» **Aim of the task**
Which of the lines below hold the word "send"? Pull each of them out.

Interface dataset entries
BEGIN
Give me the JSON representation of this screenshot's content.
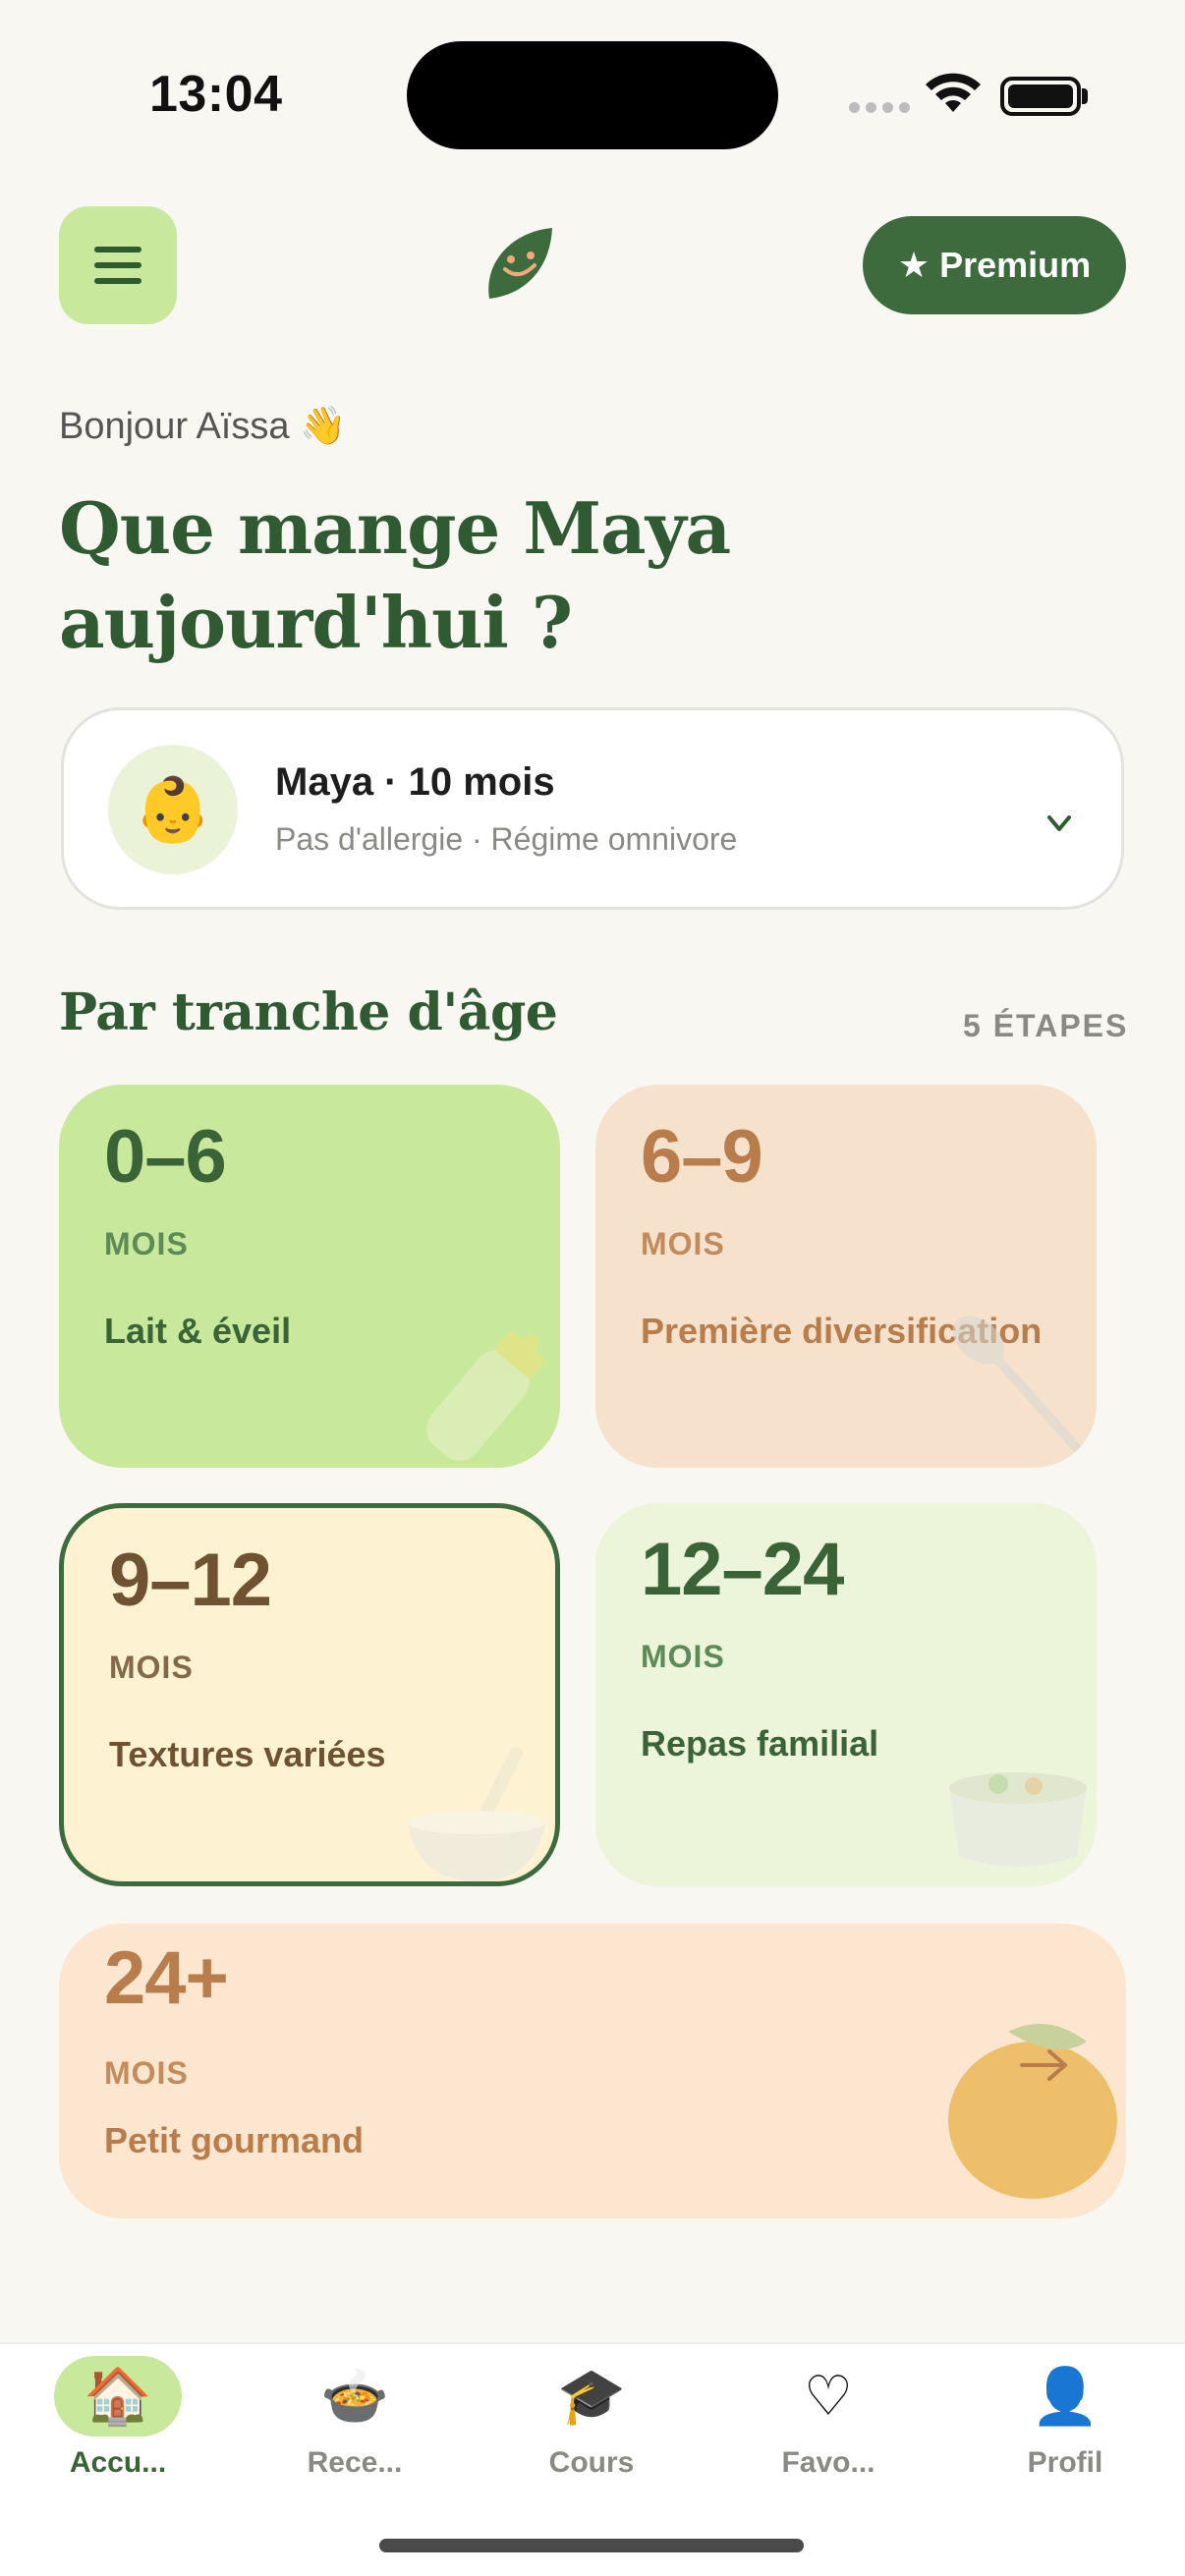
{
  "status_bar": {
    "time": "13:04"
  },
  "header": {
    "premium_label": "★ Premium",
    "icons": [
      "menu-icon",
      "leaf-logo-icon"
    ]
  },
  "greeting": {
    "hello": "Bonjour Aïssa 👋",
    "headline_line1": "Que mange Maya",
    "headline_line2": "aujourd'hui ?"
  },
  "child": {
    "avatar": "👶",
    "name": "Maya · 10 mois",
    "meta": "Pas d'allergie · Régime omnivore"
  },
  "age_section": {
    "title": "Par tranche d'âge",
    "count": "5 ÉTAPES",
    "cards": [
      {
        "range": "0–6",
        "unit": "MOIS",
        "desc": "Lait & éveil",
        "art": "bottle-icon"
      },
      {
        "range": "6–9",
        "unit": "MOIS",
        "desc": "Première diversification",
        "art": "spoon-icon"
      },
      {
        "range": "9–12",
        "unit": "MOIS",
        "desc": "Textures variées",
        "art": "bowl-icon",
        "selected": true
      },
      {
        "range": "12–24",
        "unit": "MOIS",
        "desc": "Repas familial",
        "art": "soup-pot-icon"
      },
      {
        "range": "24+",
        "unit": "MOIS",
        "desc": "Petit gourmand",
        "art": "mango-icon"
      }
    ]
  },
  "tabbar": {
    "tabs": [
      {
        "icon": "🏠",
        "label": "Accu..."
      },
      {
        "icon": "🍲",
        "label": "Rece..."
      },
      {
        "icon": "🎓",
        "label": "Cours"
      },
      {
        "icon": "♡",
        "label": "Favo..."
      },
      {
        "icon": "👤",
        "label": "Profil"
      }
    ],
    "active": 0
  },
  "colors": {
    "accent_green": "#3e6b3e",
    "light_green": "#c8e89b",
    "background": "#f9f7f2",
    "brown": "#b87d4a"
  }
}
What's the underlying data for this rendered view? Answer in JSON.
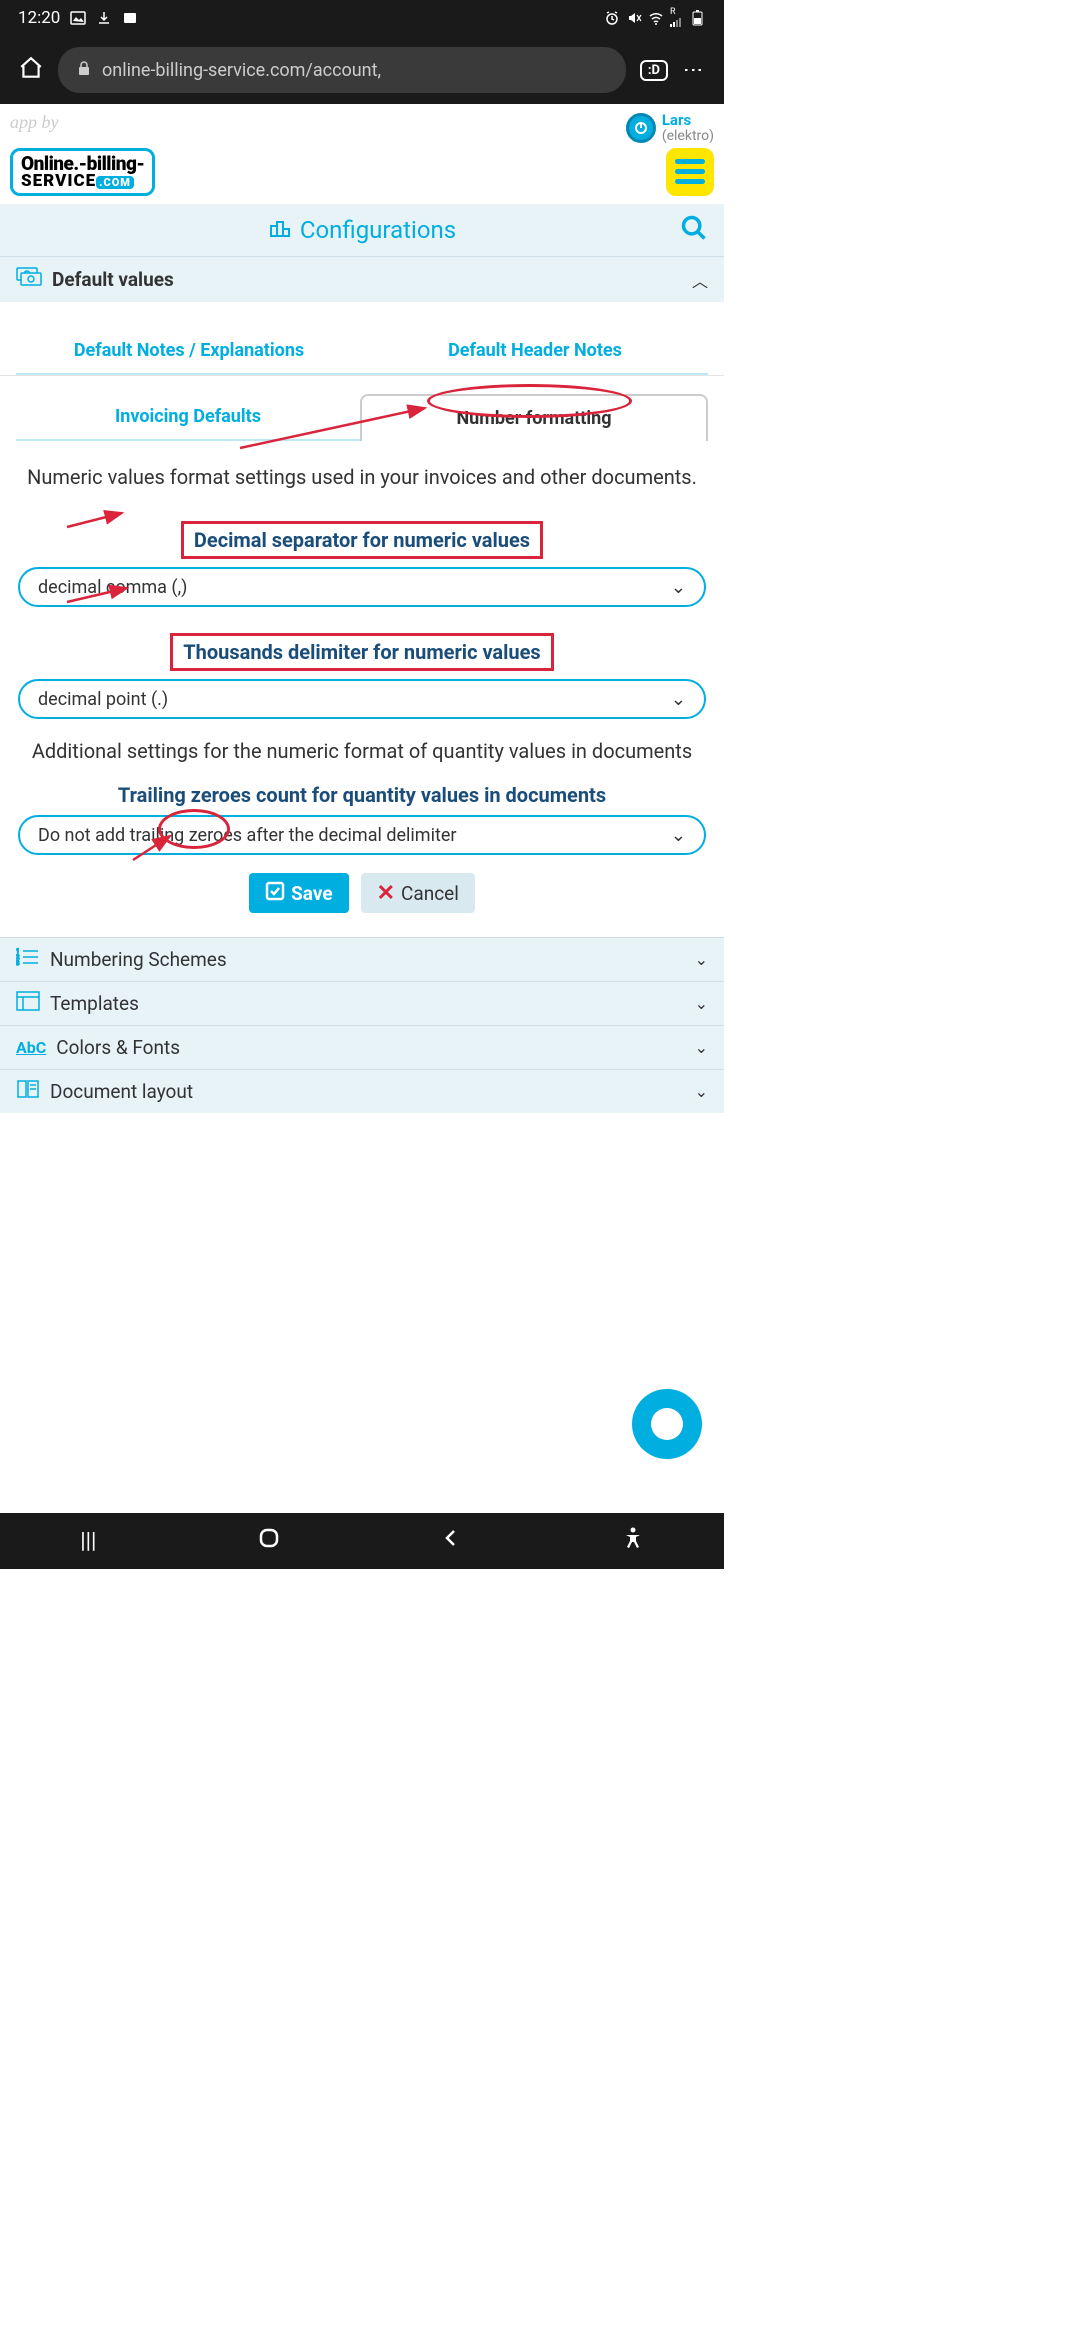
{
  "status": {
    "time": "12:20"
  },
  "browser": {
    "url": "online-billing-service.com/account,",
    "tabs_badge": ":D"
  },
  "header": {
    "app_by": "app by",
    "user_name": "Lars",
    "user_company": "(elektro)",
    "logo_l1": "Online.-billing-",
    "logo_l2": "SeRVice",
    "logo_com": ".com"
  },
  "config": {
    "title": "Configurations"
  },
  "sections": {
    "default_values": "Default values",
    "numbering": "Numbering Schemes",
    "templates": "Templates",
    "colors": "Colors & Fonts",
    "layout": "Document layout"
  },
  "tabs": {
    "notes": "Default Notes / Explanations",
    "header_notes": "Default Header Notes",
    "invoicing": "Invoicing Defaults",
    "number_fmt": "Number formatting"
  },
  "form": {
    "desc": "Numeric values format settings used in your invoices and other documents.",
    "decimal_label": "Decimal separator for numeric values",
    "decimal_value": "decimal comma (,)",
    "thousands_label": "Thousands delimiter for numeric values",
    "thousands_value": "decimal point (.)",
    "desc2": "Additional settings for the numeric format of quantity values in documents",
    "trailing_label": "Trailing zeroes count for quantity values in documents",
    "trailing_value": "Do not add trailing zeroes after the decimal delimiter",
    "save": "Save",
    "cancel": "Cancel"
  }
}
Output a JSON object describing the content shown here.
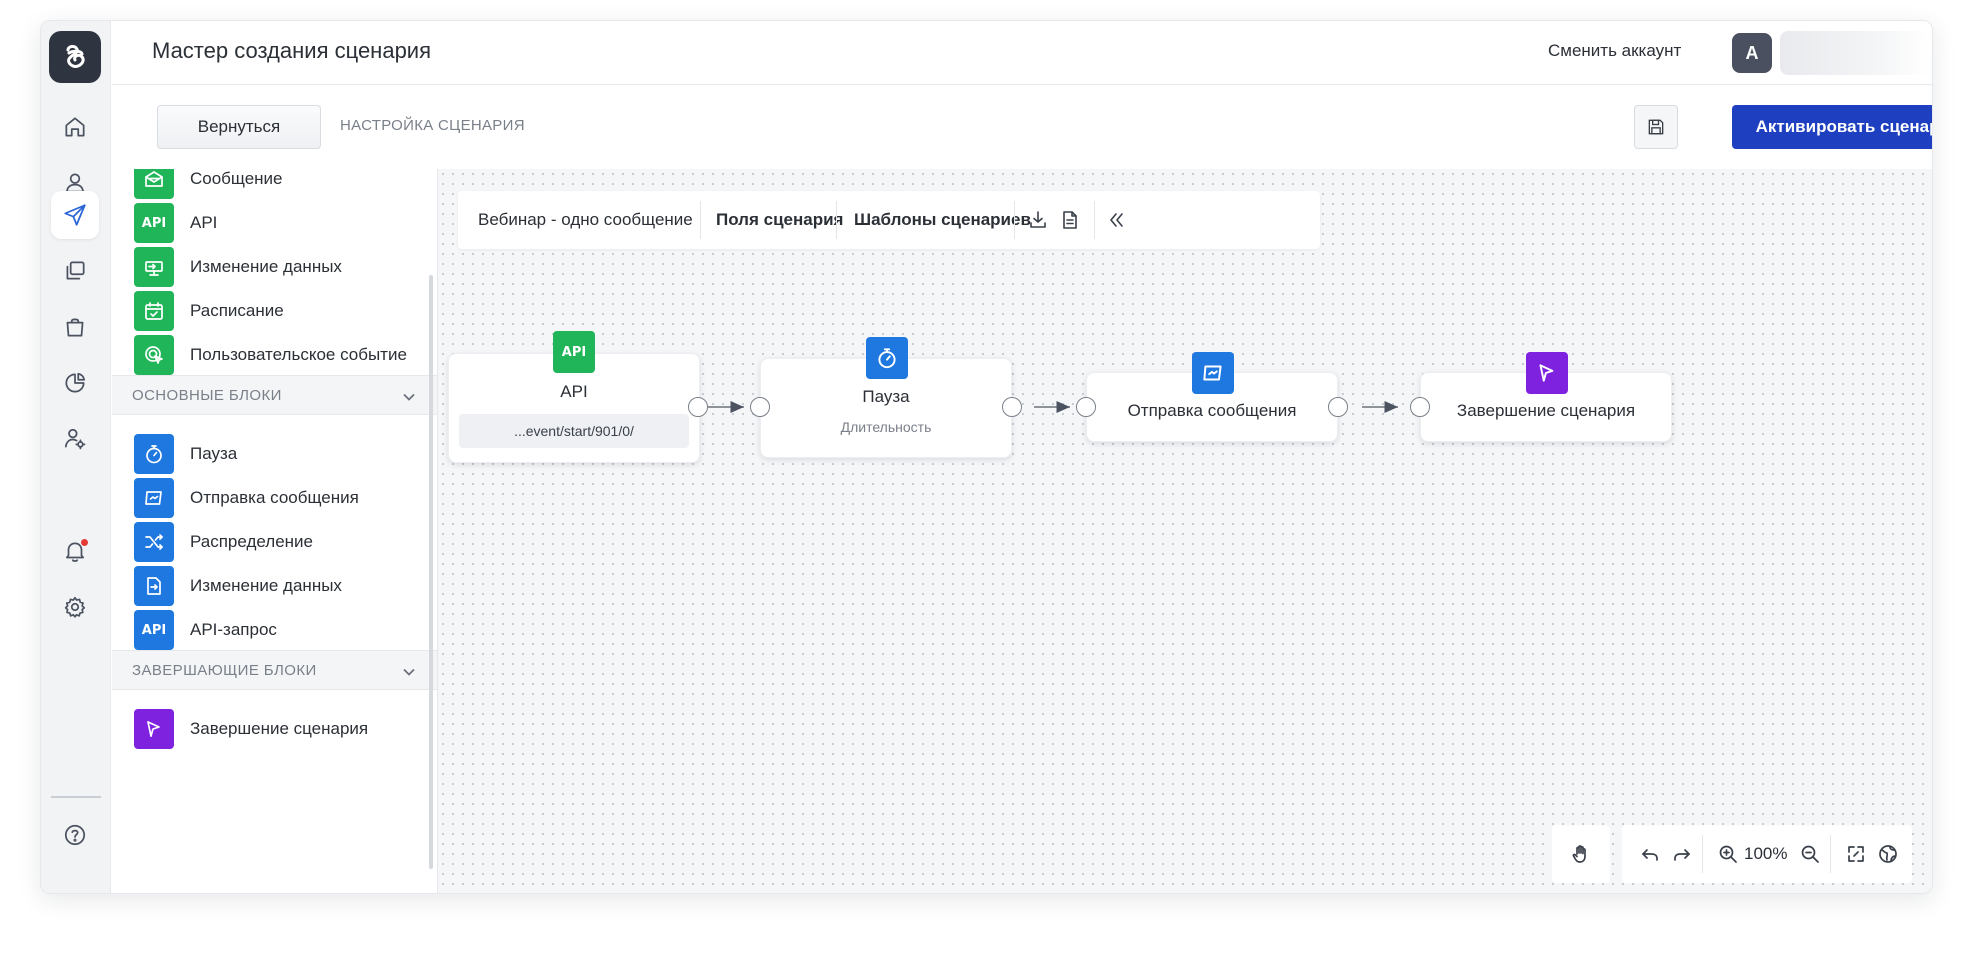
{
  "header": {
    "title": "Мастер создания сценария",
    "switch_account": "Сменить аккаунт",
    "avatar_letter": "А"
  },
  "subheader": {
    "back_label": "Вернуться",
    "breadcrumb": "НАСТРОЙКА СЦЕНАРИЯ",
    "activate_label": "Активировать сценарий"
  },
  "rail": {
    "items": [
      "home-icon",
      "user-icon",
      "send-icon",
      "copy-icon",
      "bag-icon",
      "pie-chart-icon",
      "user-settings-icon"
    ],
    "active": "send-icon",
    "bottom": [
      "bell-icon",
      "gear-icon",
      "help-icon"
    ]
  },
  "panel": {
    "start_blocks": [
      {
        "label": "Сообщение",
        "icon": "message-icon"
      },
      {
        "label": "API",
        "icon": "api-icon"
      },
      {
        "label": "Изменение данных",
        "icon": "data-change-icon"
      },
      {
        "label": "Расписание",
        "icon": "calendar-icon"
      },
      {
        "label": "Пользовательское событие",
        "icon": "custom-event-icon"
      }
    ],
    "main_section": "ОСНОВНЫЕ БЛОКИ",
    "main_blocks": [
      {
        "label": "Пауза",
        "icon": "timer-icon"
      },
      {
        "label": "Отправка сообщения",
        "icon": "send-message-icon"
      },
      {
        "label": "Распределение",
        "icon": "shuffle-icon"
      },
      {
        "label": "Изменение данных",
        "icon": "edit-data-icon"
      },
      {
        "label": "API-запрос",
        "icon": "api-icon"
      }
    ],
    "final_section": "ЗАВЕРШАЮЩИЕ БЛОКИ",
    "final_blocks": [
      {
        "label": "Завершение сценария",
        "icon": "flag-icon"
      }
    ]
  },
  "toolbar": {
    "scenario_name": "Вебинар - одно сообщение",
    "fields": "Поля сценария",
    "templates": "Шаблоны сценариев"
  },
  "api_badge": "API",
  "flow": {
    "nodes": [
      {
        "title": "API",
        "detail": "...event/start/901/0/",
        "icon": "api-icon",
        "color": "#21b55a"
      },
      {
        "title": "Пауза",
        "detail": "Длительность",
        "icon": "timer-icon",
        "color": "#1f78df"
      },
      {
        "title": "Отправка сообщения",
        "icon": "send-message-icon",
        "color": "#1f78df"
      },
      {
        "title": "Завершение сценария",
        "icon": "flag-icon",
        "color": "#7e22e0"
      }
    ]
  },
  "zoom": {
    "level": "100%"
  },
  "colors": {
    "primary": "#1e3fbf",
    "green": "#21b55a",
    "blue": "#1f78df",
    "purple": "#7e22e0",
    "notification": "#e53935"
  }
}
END
» **Exercise result**
      "send-icon",
    "active": "send-icon",
        "icon": "send-message-icon"
        "icon": "send-message-icon",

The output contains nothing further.